Activity: A faithful, complete copy of the records is required.

Input data:
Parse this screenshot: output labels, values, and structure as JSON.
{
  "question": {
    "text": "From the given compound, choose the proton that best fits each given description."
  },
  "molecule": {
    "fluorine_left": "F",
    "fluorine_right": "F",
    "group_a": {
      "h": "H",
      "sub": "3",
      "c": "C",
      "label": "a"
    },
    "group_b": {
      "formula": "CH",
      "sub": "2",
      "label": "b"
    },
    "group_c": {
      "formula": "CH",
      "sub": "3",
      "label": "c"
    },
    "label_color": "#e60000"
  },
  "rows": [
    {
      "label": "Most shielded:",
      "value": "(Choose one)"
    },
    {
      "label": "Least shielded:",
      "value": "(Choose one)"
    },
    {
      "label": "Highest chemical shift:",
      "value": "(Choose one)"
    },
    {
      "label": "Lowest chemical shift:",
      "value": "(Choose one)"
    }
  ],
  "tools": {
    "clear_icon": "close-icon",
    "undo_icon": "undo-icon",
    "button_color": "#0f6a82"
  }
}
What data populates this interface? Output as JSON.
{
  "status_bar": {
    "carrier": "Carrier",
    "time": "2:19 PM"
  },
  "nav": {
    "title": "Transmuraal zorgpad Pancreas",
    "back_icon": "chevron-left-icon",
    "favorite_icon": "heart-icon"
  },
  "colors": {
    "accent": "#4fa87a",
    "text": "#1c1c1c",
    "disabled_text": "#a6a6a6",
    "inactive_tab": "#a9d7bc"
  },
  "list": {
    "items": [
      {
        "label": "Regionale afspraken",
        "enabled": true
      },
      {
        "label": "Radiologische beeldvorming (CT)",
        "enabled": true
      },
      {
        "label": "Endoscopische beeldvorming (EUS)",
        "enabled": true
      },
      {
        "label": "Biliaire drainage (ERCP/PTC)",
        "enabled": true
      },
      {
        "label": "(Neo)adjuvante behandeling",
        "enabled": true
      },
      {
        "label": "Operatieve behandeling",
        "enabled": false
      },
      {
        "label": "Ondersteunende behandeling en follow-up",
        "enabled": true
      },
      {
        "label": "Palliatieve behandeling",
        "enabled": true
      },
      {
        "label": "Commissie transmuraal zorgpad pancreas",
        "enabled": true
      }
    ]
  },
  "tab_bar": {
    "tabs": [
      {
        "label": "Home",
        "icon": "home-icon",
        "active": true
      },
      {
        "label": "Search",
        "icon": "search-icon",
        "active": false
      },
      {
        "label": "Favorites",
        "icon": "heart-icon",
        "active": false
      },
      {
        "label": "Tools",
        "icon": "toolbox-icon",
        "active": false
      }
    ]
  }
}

Finished task:
Parse this screenshot: output labels, values, and structure as JSON.
{
  "question": {
    "text": "From the given compound, choose the proton that best fits each given description."
  },
  "molecule": {
    "fluorine_left": "F",
    "fluorine_right": "F",
    "group_a": {
      "h": "H",
      "sub": "3",
      "c": "C",
      "label": "a"
    },
    "group_b": {
      "formula": "CH",
      "sub": "2",
      "label": "b"
    },
    "group_c": {
      "formula": "CH",
      "sub": "3",
      "label": "c"
    },
    "label_color": "#e60000"
  },
  "rows": [
    {
      "label": "Most shielded:",
      "value": "(Choose one)"
    },
    {
      "label": "Least shielded:",
      "value": "(Choose one)"
    },
    {
      "label": "Highest chemical shift:",
      "value": "(Choose one)"
    },
    {
      "label": "Lowest chemical shift:",
      "value": "(Choose one)"
    }
  ],
  "tools": {
    "clear_icon": "close-icon",
    "undo_icon": "undo-icon",
    "button_color": "#0f6a82"
  }
}
What data populates this interface? Output as JSON.
{
  "status_bar": {
    "carrier": "Carrier",
    "time": "2:19 PM"
  },
  "nav": {
    "title": "Transmuraal zorgpad Pancreas",
    "back_icon": "chevron-left-icon",
    "favorite_icon": "heart-icon"
  },
  "colors": {
    "accent": "#4fa87a",
    "text": "#1c1c1c",
    "disabled_text": "#a6a6a6",
    "inactive_tab": "#a9d7bc"
  },
  "list": {
    "items": [
      {
        "label": "Regionale afspraken",
        "enabled": true
      },
      {
        "label": "Radiologische beeldvorming (CT)",
        "enabled": true
      },
      {
        "label": "Endoscopische beeldvorming (EUS)",
        "enabled": true
      },
      {
        "label": "Biliaire drainage (ERCP/PTC)",
        "enabled": true
      },
      {
        "label": "(Neo)adjuvante behandeling",
        "enabled": true
      },
      {
        "label": "Operatieve behandeling",
        "enabled": false
      },
      {
        "label": "Ondersteunende behandeling en follow-up",
        "enabled": true
      },
      {
        "label": "Palliatieve behandeling",
        "enabled": true
      },
      {
        "label": "Commissie transmuraal zorgpad pancreas",
        "enabled": true
      }
    ]
  },
  "tab_bar": {
    "tabs": [
      {
        "label": "Home",
        "icon": "home-icon",
        "active": true
      },
      {
        "label": "Search",
        "icon": "search-icon",
        "active": false
      },
      {
        "label": "Favorites",
        "icon": "heart-icon",
        "active": false
      },
      {
        "label": "Tools",
        "icon": "toolbox-icon",
        "active": false
      }
    ]
  }
}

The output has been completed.